[Task to complete]: Please give the data again in full, exactly as provided.

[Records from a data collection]
=-=-=

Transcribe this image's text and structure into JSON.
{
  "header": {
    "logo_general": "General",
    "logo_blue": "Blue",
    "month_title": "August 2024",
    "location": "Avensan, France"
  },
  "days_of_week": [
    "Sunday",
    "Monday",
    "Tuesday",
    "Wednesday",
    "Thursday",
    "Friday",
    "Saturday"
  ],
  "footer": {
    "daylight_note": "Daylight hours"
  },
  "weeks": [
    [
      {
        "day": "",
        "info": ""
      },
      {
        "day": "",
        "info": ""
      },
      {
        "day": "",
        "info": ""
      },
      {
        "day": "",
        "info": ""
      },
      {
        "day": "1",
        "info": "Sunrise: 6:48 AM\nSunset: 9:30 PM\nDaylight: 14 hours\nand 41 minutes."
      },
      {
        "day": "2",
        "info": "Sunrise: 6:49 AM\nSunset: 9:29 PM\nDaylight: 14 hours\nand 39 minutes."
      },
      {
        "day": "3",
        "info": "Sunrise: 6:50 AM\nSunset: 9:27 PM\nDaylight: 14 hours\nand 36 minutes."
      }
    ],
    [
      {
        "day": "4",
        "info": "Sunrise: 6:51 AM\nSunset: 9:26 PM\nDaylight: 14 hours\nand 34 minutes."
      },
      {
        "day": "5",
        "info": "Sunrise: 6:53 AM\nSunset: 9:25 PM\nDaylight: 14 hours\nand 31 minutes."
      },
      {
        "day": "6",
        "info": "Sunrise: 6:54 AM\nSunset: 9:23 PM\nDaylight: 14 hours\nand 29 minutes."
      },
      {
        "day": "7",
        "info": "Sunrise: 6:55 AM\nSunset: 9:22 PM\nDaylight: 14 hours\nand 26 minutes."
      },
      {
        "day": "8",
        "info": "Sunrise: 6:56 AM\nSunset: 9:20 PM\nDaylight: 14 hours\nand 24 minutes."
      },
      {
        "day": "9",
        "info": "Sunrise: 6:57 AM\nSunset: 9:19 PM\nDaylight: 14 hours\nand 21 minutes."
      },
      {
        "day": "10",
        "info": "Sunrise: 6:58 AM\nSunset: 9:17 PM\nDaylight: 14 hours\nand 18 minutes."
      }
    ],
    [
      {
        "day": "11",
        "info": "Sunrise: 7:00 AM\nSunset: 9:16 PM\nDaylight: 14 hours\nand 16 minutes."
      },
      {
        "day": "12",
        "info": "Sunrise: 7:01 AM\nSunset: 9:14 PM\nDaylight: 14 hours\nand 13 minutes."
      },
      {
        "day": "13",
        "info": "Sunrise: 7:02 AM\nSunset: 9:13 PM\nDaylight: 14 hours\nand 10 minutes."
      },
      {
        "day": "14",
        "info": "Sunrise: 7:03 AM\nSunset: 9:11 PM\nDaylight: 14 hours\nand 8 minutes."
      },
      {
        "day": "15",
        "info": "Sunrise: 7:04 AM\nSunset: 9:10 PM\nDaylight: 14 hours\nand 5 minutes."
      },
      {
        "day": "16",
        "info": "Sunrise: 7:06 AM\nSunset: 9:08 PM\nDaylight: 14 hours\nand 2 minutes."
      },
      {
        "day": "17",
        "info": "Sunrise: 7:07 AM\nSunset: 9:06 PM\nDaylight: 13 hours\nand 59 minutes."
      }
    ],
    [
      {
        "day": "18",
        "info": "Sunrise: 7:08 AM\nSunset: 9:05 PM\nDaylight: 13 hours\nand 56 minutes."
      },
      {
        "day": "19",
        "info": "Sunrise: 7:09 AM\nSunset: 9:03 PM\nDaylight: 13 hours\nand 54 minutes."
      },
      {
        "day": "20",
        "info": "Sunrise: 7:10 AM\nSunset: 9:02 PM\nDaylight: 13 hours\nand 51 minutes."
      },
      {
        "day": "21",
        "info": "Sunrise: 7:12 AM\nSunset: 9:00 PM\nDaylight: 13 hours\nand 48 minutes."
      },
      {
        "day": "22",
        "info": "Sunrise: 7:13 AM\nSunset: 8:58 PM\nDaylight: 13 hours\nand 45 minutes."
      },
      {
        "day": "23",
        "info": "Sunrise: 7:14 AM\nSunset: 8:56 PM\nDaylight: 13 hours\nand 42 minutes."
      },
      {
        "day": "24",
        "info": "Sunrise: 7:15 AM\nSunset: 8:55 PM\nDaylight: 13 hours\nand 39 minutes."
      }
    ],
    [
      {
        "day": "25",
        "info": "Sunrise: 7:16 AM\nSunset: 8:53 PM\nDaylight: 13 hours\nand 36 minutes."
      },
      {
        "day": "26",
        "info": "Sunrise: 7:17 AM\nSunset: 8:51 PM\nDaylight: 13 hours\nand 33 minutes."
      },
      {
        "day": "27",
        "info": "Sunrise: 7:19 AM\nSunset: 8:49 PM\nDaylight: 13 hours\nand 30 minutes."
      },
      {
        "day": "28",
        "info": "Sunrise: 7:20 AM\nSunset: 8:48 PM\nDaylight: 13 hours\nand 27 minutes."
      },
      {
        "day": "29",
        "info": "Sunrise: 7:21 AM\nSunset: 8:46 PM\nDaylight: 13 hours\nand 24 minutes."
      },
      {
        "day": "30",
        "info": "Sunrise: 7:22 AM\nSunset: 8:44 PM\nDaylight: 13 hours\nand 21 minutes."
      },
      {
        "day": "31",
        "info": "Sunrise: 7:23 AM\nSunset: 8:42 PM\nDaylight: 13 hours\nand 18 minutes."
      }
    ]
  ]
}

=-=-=

[Response]:
Transcribe this image's text and structure into JSON.
{
  "header": {
    "logo_general": "General",
    "logo_blue": "Blue",
    "month_title": "August 2024",
    "location": "Avensan, France"
  },
  "days_of_week": [
    "Sunday",
    "Monday",
    "Tuesday",
    "Wednesday",
    "Thursday",
    "Friday",
    "Saturday"
  ],
  "footer": {
    "daylight_note": "Daylight hours"
  },
  "weeks": [
    [
      {
        "day": "",
        "info": ""
      },
      {
        "day": "",
        "info": ""
      },
      {
        "day": "",
        "info": ""
      },
      {
        "day": "",
        "info": ""
      },
      {
        "day": "1",
        "info": "Sunrise: 6:48 AM\nSunset: 9:30 PM\nDaylight: 14 hours\nand 41 minutes."
      },
      {
        "day": "2",
        "info": "Sunrise: 6:49 AM\nSunset: 9:29 PM\nDaylight: 14 hours\nand 39 minutes."
      },
      {
        "day": "3",
        "info": "Sunrise: 6:50 AM\nSunset: 9:27 PM\nDaylight: 14 hours\nand 36 minutes."
      }
    ],
    [
      {
        "day": "4",
        "info": "Sunrise: 6:51 AM\nSunset: 9:26 PM\nDaylight: 14 hours\nand 34 minutes."
      },
      {
        "day": "5",
        "info": "Sunrise: 6:53 AM\nSunset: 9:25 PM\nDaylight: 14 hours\nand 31 minutes."
      },
      {
        "day": "6",
        "info": "Sunrise: 6:54 AM\nSunset: 9:23 PM\nDaylight: 14 hours\nand 29 minutes."
      },
      {
        "day": "7",
        "info": "Sunrise: 6:55 AM\nSunset: 9:22 PM\nDaylight: 14 hours\nand 26 minutes."
      },
      {
        "day": "8",
        "info": "Sunrise: 6:56 AM\nSunset: 9:20 PM\nDaylight: 14 hours\nand 24 minutes."
      },
      {
        "day": "9",
        "info": "Sunrise: 6:57 AM\nSunset: 9:19 PM\nDaylight: 14 hours\nand 21 minutes."
      },
      {
        "day": "10",
        "info": "Sunrise: 6:58 AM\nSunset: 9:17 PM\nDaylight: 14 hours\nand 18 minutes."
      }
    ],
    [
      {
        "day": "11",
        "info": "Sunrise: 7:00 AM\nSunset: 9:16 PM\nDaylight: 14 hours\nand 16 minutes."
      },
      {
        "day": "12",
        "info": "Sunrise: 7:01 AM\nSunset: 9:14 PM\nDaylight: 14 hours\nand 13 minutes."
      },
      {
        "day": "13",
        "info": "Sunrise: 7:02 AM\nSunset: 9:13 PM\nDaylight: 14 hours\nand 10 minutes."
      },
      {
        "day": "14",
        "info": "Sunrise: 7:03 AM\nSunset: 9:11 PM\nDaylight: 14 hours\nand 8 minutes."
      },
      {
        "day": "15",
        "info": "Sunrise: 7:04 AM\nSunset: 9:10 PM\nDaylight: 14 hours\nand 5 minutes."
      },
      {
        "day": "16",
        "info": "Sunrise: 7:06 AM\nSunset: 9:08 PM\nDaylight: 14 hours\nand 2 minutes."
      },
      {
        "day": "17",
        "info": "Sunrise: 7:07 AM\nSunset: 9:06 PM\nDaylight: 13 hours\nand 59 minutes."
      }
    ],
    [
      {
        "day": "18",
        "info": "Sunrise: 7:08 AM\nSunset: 9:05 PM\nDaylight: 13 hours\nand 56 minutes."
      },
      {
        "day": "19",
        "info": "Sunrise: 7:09 AM\nSunset: 9:03 PM\nDaylight: 13 hours\nand 54 minutes."
      },
      {
        "day": "20",
        "info": "Sunrise: 7:10 AM\nSunset: 9:02 PM\nDaylight: 13 hours\nand 51 minutes."
      },
      {
        "day": "21",
        "info": "Sunrise: 7:12 AM\nSunset: 9:00 PM\nDaylight: 13 hours\nand 48 minutes."
      },
      {
        "day": "22",
        "info": "Sunrise: 7:13 AM\nSunset: 8:58 PM\nDaylight: 13 hours\nand 45 minutes."
      },
      {
        "day": "23",
        "info": "Sunrise: 7:14 AM\nSunset: 8:56 PM\nDaylight: 13 hours\nand 42 minutes."
      },
      {
        "day": "24",
        "info": "Sunrise: 7:15 AM\nSunset: 8:55 PM\nDaylight: 13 hours\nand 39 minutes."
      }
    ],
    [
      {
        "day": "25",
        "info": "Sunrise: 7:16 AM\nSunset: 8:53 PM\nDaylight: 13 hours\nand 36 minutes."
      },
      {
        "day": "26",
        "info": "Sunrise: 7:17 AM\nSunset: 8:51 PM\nDaylight: 13 hours\nand 33 minutes."
      },
      {
        "day": "27",
        "info": "Sunrise: 7:19 AM\nSunset: 8:49 PM\nDaylight: 13 hours\nand 30 minutes."
      },
      {
        "day": "28",
        "info": "Sunrise: 7:20 AM\nSunset: 8:48 PM\nDaylight: 13 hours\nand 27 minutes."
      },
      {
        "day": "29",
        "info": "Sunrise: 7:21 AM\nSunset: 8:46 PM\nDaylight: 13 hours\nand 24 minutes."
      },
      {
        "day": "30",
        "info": "Sunrise: 7:22 AM\nSunset: 8:44 PM\nDaylight: 13 hours\nand 21 minutes."
      },
      {
        "day": "31",
        "info": "Sunrise: 7:23 AM\nSunset: 8:42 PM\nDaylight: 13 hours\nand 18 minutes."
      }
    ]
  ]
}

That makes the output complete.